By 1941, Clark Gable had appeared in eight movies with Joan Crawford, in six with both Myrna Loy and Jean Harlow, and in three opposite Norma Shearer. Harlow had died in 1937, and the others would soon be done with MGM, leaving the studio during World War II. But Gable was in full post-Rhett Butler glory, still the uncontested King of the Movies. Of the new crop of MGM leading ladies, it was Lana Turner, twenty years Gable’s junior, who would be his latest multi-picture teammate. After three years of studio grooming, Turner had recently shot to stardom earlier in 1941 in Ziegfeld Girl (opposite James Stewart) and Dr. Jekyll and Mr. Hyde (opposite Spencer Tracy). She had proved herself ready for Gable himself. They would make four mediocre films together between 1941 and 1954, and their joint success shows that sometimes genuine chemistry and potent sex appeal are enough to overcome lousy material indifferently executed.
Honky Tonk (1941) - How could MGM put Gable, their greatest asset, fresh from GWTW, into such a lackluster, routine picture? Utterly disposable, it has Gable out in Nevada, moving from con man to saloon owner to corrupt town leader, with Turner as the daughter of Frank Morgan, an ex-con man and the town’s justice of the peace. (Morgan gives the best, most honest performance, as usual.) Add Claire Trevor as, you guessed it, the whore with a heart of gold. Gable looks spiffy in his Rhett Butler suits, and petite Turner is a luscious blonde. Their sexual sizzle is the only reason to keep watching. Borrowing from the GWTW playbook, the film has Gable breaking down Turner’s door, and it even gives her some Scarlett-style morning-after bliss. Honky Tonk presents a familiar Gable, a sexy and competent new star in Turner, and a happy ending. Big hit, bad movie.
Somewhere I’ll Find You (1942) – It begins in October of 1941 and goes past Pearl Harbor, but recent history is reduced to an excuse for a typical love triangle. Cynical bad-boy Gable and bland nice-guy Robert Sterling are brothers, both war correspondents, and Turner is a reporter, though she seems more comfortable as the sex kitten caught between the brothers. Imagine sending glamour-drenched Lana Turner to cover a story in Indochina! She soon goes missing, but the brothers find her bravely rescuing children. It’s MGM gloss with the slightest veneer of “importance.” Another sub-par Gable vehicle, and another hit. (His wife, Carole Lombard, died during its making.) This was his last film before leaving the screen for three years to participate in the war effort. In this movie, after hearing about Gable’s on/off romance with Turner, Patricia Dane suggestively tells him, ”I’ll take a whack at blowing out that torch.”

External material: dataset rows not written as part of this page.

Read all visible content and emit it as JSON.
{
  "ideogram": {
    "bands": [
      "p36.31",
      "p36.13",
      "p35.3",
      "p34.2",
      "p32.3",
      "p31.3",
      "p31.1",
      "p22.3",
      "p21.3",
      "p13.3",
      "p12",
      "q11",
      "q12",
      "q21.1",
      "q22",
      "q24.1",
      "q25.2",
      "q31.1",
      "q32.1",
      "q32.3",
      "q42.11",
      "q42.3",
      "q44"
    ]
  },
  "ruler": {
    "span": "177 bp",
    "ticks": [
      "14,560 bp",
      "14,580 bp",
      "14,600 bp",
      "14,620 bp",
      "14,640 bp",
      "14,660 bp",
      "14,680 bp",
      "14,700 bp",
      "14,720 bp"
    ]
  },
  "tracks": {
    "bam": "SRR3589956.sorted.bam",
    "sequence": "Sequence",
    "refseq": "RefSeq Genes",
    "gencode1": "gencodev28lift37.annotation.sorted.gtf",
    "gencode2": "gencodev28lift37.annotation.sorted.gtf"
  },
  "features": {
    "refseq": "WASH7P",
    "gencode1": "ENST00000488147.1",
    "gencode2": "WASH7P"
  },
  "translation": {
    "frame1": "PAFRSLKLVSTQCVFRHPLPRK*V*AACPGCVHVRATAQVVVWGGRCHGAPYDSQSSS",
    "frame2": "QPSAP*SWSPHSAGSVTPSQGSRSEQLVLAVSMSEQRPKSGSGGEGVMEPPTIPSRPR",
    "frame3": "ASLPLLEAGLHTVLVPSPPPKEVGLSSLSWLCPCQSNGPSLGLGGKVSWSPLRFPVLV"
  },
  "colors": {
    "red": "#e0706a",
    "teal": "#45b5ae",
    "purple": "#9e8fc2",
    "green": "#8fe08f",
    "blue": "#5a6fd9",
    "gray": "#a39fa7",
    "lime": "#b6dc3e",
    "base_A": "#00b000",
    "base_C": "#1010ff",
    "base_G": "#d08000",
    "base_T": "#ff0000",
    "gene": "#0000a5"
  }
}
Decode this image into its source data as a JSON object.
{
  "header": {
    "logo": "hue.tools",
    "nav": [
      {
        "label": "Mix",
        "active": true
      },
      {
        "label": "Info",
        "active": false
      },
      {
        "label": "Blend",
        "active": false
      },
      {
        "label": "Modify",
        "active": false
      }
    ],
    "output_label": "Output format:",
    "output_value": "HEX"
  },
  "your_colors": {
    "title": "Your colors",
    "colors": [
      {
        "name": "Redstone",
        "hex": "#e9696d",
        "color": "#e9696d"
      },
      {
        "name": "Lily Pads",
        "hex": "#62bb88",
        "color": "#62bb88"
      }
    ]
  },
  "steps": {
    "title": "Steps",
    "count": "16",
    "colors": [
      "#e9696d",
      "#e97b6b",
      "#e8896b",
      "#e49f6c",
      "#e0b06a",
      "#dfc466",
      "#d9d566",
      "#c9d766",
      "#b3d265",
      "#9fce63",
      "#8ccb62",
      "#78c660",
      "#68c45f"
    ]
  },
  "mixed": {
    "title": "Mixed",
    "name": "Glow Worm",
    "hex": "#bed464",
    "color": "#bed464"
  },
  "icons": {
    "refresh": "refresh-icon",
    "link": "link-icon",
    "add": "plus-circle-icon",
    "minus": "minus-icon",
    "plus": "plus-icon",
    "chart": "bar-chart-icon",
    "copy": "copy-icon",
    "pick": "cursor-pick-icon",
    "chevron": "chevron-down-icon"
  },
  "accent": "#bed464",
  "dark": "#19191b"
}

Homecoming (1948) – The best of the Gable-Turner movies, though it’s not very good. It’s MGM’s idea of a post-war message picture, their simplistic and heavy-handed answer to The Best Years of Our Lives (1946). Mervyn LeRoy’s direction veers from the plastic to the stodgy, while unable to resist any of the soapy tendencies in the writing. It’s got a variation of the old Citadel plot, with surgeon Gable learning what it means to truly care about people. And he brings considerable intelligence, dignity, and much-needed restraint to the film, becoming its chief asset. Turner gives a confident performance (she had The Postman Always Rings Twice under her belt by now), easily the best of her performances in her Gable pictures. Anne Baxter is Gable’s wife, and they share a perfect, successful, selfish life together. The good and the unselfish are represented by John Hodiak, Gable’s college pal and fellow doctor, and Ms. Turner, Gable’s nurse during the war, a widow with a little boy. Told as a post-war flashback, the Gable-Turner romance is chaste for a while, but it’s consummated in a bombed-out building while the war rages nearby. Through loving her, Gable finds a new, more compassionate outlook.
Betrayed (1954) - The third WWII film for the team, it’s an okay spy picture, watchable if not plausible. It has the superficiality of many of the war pictures made during the war but without the requisite snap and energy. Gable, Turner, and Victor Mature are all Dutch: Gable is an officer and an agent; Turner is a notorious woman whose husband was shot; Mature is a famed resistance fighter. Turner wants to turn her life around by becoming an agent, which she does, but then she’s suspected of being a traitor. She’s also a brunette here, looking rather fetching, while Gable and Mature look positively ragged. Gone is the sexual heat between Gable and Turner, and maybe that’s why we don’t accept or care about their love. Good color and locations help, but not enough to disguise an underwhelming venture. This was Gable’s final film on his MGM contract, not a terrible farewell, just a disappointing end to an extraordinarily successful partnership. The previous year’s Mogambo would have been a more fitting and satisfying finish to Gable’s tenure at Metro.